Can Dogs Get Cavities?
Periodontal disease may be the most prevalent dental problem facing dogs today, but it is not the only one. While very rare, your dog is not immune from developing a cavity at some point during her lifetime.
What is a dental cavity and how can my dog get one?
Human and canine cavities are identical in terms of what they are and what causes them. Cavities, also referred to as caries, are areas of damage on yours or your pet’s teeth. They occur when the bacteria that is found in the food that your pet consumes remains attached to his teeth for a prolonged period. These bacteria use your pet’s food to produce acids. These are known as plaque acids and they have the ability to de-mineralize your dog’s teeth and eat away at the outer layers, causing decay and damage.
Initially, only the enamel of your dog’s teeth may be affected, but over time the decay can penetrate through the layers and cause damage to the very root of the tooth. When this happens, the tooth may die and either fall out or require extraction. Decay doesn’t always occur top-down either. It is entirely possible that areas of decay develop on the lower part of the tooth, near the gums. These types of cavities often penetrate the roots of the tooth much more quickly.
Why are dog cavities rare?
One of the main reasons that dogs are less likely to develop cavities than we are is down to their diet. Your furbaby will undoubtedly consume far less food that is high in sugar or acid, which are the main culprits in human tooth decay. Their dental anatomy helps too. Dog teeth are pointy rather than flat, and this gives the bacteria less space to thrive.
Are any dogs at particularly high risk of developing cavities?
Although all dogs can be affected by dental cavities, there are some breeds that tend to be at higher risk of this type of oral health problem.

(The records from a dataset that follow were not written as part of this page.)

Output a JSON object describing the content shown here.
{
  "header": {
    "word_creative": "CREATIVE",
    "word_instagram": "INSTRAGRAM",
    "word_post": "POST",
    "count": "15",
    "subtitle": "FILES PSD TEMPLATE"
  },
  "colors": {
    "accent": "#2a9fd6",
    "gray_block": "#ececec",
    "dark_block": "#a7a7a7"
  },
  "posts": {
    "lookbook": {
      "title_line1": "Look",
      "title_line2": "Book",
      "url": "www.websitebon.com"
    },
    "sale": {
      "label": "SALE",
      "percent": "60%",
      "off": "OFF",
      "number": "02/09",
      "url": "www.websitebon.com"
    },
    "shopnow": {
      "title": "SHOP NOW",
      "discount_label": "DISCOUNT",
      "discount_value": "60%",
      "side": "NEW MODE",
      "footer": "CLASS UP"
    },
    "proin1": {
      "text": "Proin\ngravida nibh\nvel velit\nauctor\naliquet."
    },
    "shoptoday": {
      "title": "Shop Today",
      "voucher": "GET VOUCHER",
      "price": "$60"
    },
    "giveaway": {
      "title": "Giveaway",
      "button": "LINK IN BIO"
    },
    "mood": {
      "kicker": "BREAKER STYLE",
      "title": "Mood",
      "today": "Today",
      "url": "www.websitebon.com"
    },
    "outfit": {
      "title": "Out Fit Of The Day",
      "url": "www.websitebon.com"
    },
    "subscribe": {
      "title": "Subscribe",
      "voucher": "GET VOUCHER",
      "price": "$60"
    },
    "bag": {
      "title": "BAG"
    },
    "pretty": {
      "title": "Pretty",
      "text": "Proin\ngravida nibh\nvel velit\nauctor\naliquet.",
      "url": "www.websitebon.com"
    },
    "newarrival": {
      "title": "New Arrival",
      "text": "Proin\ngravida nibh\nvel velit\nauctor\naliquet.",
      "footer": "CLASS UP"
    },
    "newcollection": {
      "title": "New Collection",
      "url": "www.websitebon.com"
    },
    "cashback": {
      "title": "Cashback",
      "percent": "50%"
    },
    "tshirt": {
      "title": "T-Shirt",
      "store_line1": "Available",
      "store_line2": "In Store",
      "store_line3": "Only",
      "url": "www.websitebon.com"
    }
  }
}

They include:
- English Bulldog
- French Bulldog
- Shih Tzu
Symptoms of a canine cavity
Unless your dog is showing specific symptoms that point to a cavity having developed, it can be very difficult to know that she has a dental problem until the decay has advanced significantly.
There are some symptoms to look out for and these include:
- Obvious dental pain
- Drooling more than usual
- Discoloration of the teeth, particularly yellow or brown deposits near the gum line
- A dark spot anywhere on a tooth
- Dropping food
- Loss of appetite
You will need to arrange for an appointment with our veterinarian to get the cavity formally diagnosed and start treatment. Our vet will perform a thorough examination of your pet’s teeth, which may also involve taking x-rays so that any damage beneath the gum line can also be assessed.
Treating a canine cavity
The good news is that your four-legged friend doesn’t need to live with the effects of a canine cavity.
In the early stages of decay, dental bonding may be used to encourage the tooth to remineralize itself and prevent the decay from worsening. However, in the later stages of the condition, the decayed areas may need to be drilled out and filled with an amalgam resin filling, much like it would be in a human tooth.If the decay has spread beyond the tooth, root canal therapy may be required so that the infection in the root of the tooth is properly dealt with and cannot recur.